YOUR TASK
Every line of the records that holds the word "title" should be copied.

Dataset rows describing interfaces
══════════════════════════════

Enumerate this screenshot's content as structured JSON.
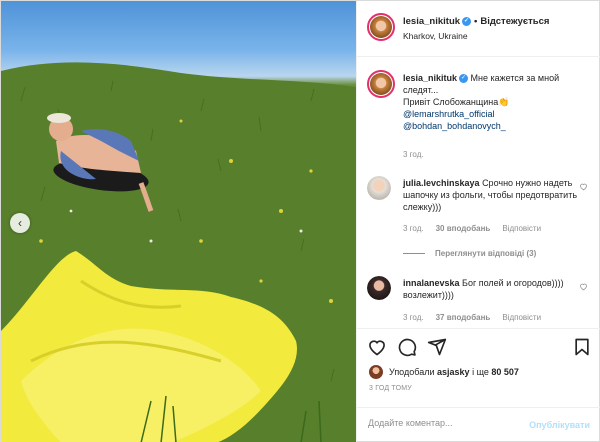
{
  "post": {
    "author": "lesia_nikituk",
    "follow_label": "Відстежується",
    "location": "Kharkov, Ukraine"
  },
  "caption": {
    "username": "lesia_nikituk",
    "text": "Мне кажется за мной следят...",
    "line2": "Привіт Слобожанщина👏",
    "mention1": "@lemarshrutka_official",
    "mention2": "@bohdan_bohdanovych_",
    "time": "3 год."
  },
  "comments": [
    {
      "username": "julia.levchinskaya",
      "text": "Срочно нужно надеть шапочку из фольги, чтобы предотвратить слежку)))",
      "time": "3 год.",
      "likes": "30 вподобань",
      "reply": "Відповісти",
      "view_replies": "Переглянути відповіді (3)"
    },
    {
      "username": "innalanevska",
      "text": "Бог полей и огородов)))) возлежит))))",
      "time": "3 год.",
      "likes": "37 вподобань",
      "reply": "Відповісти"
    }
  ],
  "likes": {
    "prefix": "Уподобали",
    "user": "asjasky",
    "middle": "і ще",
    "count": "80 507"
  },
  "timestamp": "3 ГОД ТОМУ",
  "composer": {
    "placeholder": "Додайте коментар...",
    "publish": "Опублікувати"
  },
  "colors": {
    "verified": "#3897f0",
    "link": "#00376b",
    "muted": "#8e8e8e",
    "publish_disabled": "#b2dffc",
    "story_ring": "#e1306c"
  },
  "icons": [
    "chevron-left-icon",
    "verified-badge-icon",
    "heart-icon",
    "comment-icon",
    "share-icon",
    "bookmark-icon"
  ]
}
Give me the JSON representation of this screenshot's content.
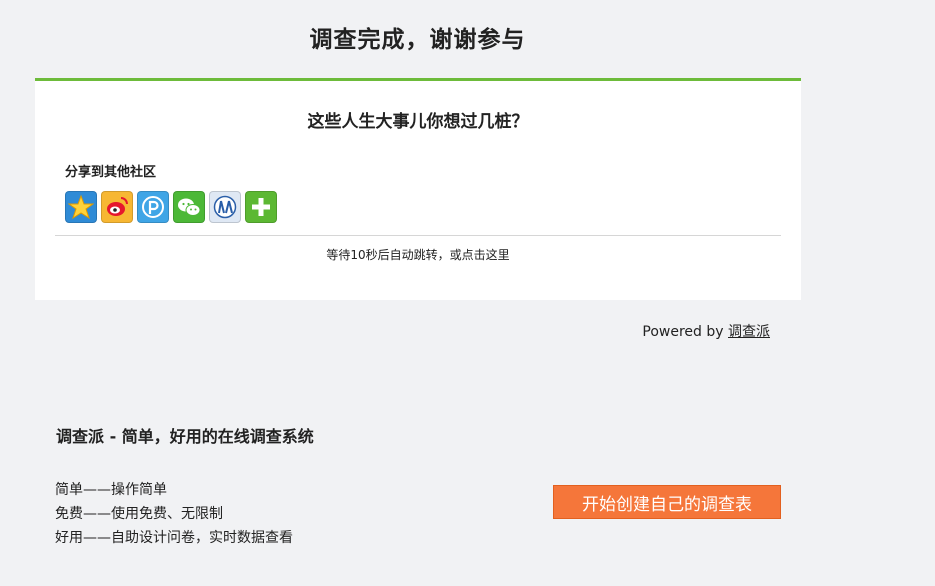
{
  "header": {
    "title": "调查完成，谢谢参与"
  },
  "card": {
    "survey_name": "这些人生大事儿你想过几桩？",
    "share_label": "分享到其他社区",
    "share_buttons": [
      {
        "icon": "qzone-star-icon",
        "color": "#2f8bd6"
      },
      {
        "icon": "weibo-icon",
        "color": "#f7b733"
      },
      {
        "icon": "pengyou-icon",
        "color": "#3fa5e6"
      },
      {
        "icon": "wechat-icon",
        "color": "#4cb837"
      },
      {
        "icon": "renren-icon",
        "color": "#dfe8f4"
      },
      {
        "icon": "plus-icon",
        "color": "#5cb833"
      }
    ],
    "redirect_text": "等待10秒后自动跳转，或点击这里"
  },
  "powered": {
    "prefix": "Powered by",
    "link": "调查派"
  },
  "promo": {
    "title": "调查派 - 简单，好用的在线调查系统",
    "features": [
      "简单——操作简单",
      "免费——使用免费、无限制",
      "好用——自助设计问卷，实时数据查看"
    ],
    "cta_label": "开始创建自己的调查表"
  },
  "colors": {
    "accent_green": "#6dbb3a",
    "cta_orange": "#f5763a",
    "page_bg": "#f1f2f4"
  }
}
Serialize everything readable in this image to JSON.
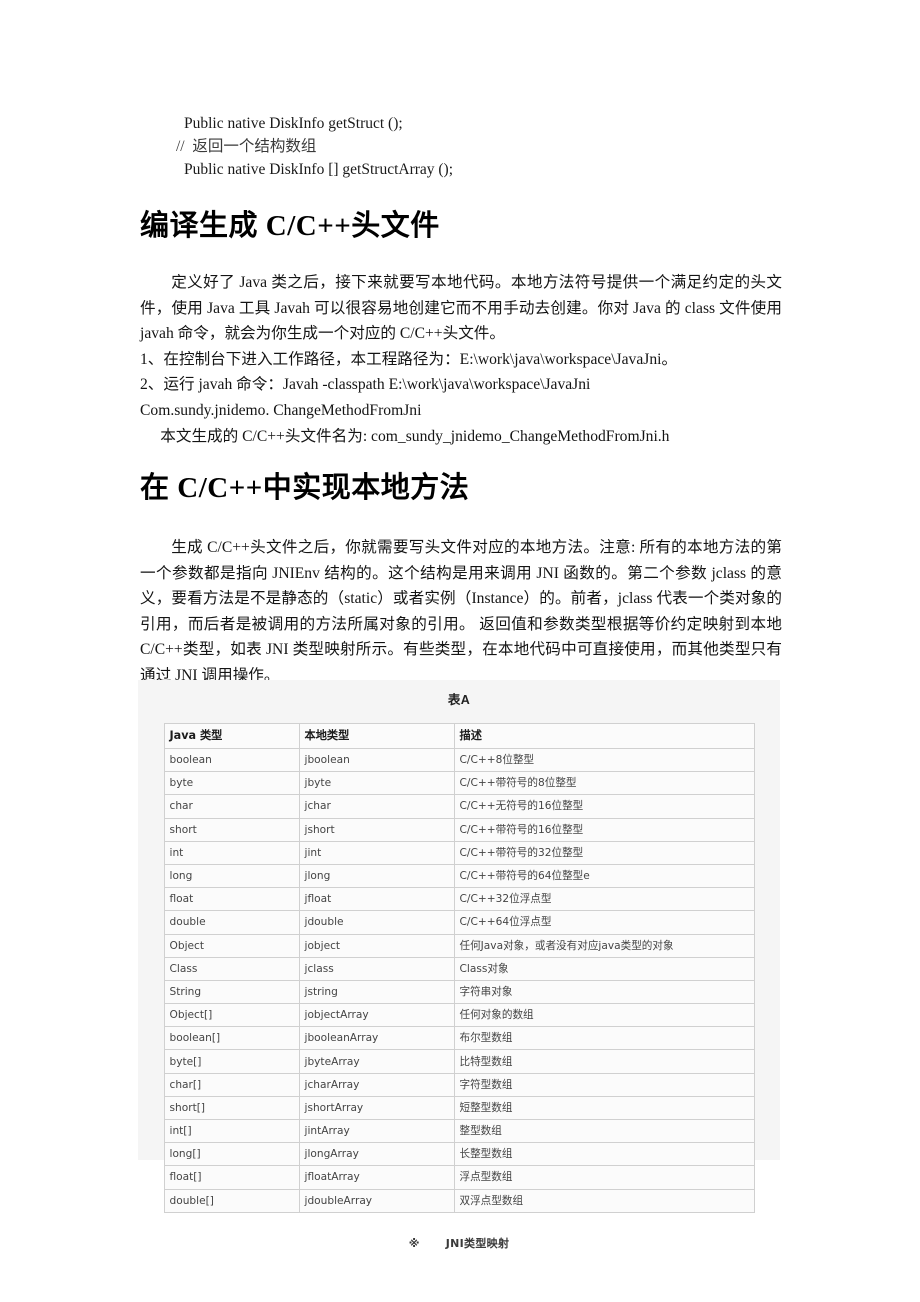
{
  "code_block": {
    "lines": [
      {
        "text": "Public native DiskInfo getStruct ();",
        "style": "indent"
      },
      {
        "text": "//  返回一个结构数组",
        "style": "comment"
      },
      {
        "text": "Public native DiskInfo [] getStructArray ();",
        "style": "indent"
      }
    ]
  },
  "sections": [
    {
      "heading": "编译生成 C/C++头文件",
      "paragraphs": [
        "定义好了 Java 类之后，接下来就要写本地代码。本地方法符号提供一个满足约定的头文件，使用 Java 工具 Javah 可以很容易地创建它而不用手动去创建。你对 Java 的 class 文件使用 javah 命令，就会为你生成一个对应的 C/C++头文件。",
        "1、在控制台下进入工作路径，本工程路径为：E:\\work\\java\\workspace\\JavaJni。",
        "2、运行 javah  命令：Javah -classpath E:\\work\\java\\workspace\\JavaJni",
        "Com.sundy.jnidemo. ChangeMethodFromJni",
        "本文生成的 C/C++头文件名为: com_sundy_jnidemo_ChangeMethodFromJni.h"
      ]
    },
    {
      "heading": "在 C/C++中实现本地方法",
      "paragraphs": [
        "生成 C/C++头文件之后，你就需要写头文件对应的本地方法。注意: 所有的本地方法的第一个参数都是指向 JNIEnv 结构的。这个结构是用来调用 JNI 函数的。第二个参数 jclass 的意义，要看方法是不是静态的（static）或者实例（Instance）的。前者，jclass 代表一个类对象的引用，而后者是被调用的方法所属对象的引用。  返回值和参数类型根据等价约定映射到本地 C/C++类型，如表 JNI 类型映射所示。有些类型，在本地代码中可直接使用，而其他类型只有通过 JNI 调用操作。"
      ]
    }
  ],
  "table": {
    "caption_top": "表A",
    "caption_mark": "※",
    "caption_bottom": "JNI类型映射",
    "headers": [
      "Java 类型",
      "本地类型",
      "描述"
    ],
    "rows": [
      [
        "boolean",
        "jboolean",
        "C/C++8位整型"
      ],
      [
        "byte",
        "jbyte",
        "C/C++带符号的8位整型"
      ],
      [
        "char",
        "jchar",
        "C/C++无符号的16位整型"
      ],
      [
        "short",
        "jshort",
        "C/C++带符号的16位整型"
      ],
      [
        "int",
        "jint",
        "C/C++带符号的32位整型"
      ],
      [
        "long",
        "jlong",
        "C/C++带符号的64位整型e"
      ],
      [
        "float",
        "jfloat",
        "C/C++32位浮点型"
      ],
      [
        "double",
        "jdouble",
        "C/C++64位浮点型"
      ],
      [
        "Object",
        "jobject",
        "任何Java对象，或者没有对应java类型的对象"
      ],
      [
        "Class",
        "jclass",
        "Class对象"
      ],
      [
        "String",
        "jstring",
        "字符串对象"
      ],
      [
        "Object[]",
        "jobjectArray",
        "任何对象的数组"
      ],
      [
        "boolean[]",
        "jbooleanArray",
        "布尔型数组"
      ],
      [
        "byte[]",
        "jbyteArray",
        "比特型数组"
      ],
      [
        "char[]",
        "jcharArray",
        "字符型数组"
      ],
      [
        "short[]",
        "jshortArray",
        "短整型数组"
      ],
      [
        "int[]",
        "jintArray",
        "整型数组"
      ],
      [
        "long[]",
        "jlongArray",
        "长整型数组"
      ],
      [
        "float[]",
        "jfloatArray",
        "浮点型数组"
      ],
      [
        "double[]",
        "jdoubleArray",
        "双浮点型数组"
      ]
    ]
  }
}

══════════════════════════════

RESULT BELOW
    "title": "调查完成，谢谢参与"
    "title": "调查派 - 简单，好用的在线调查系统",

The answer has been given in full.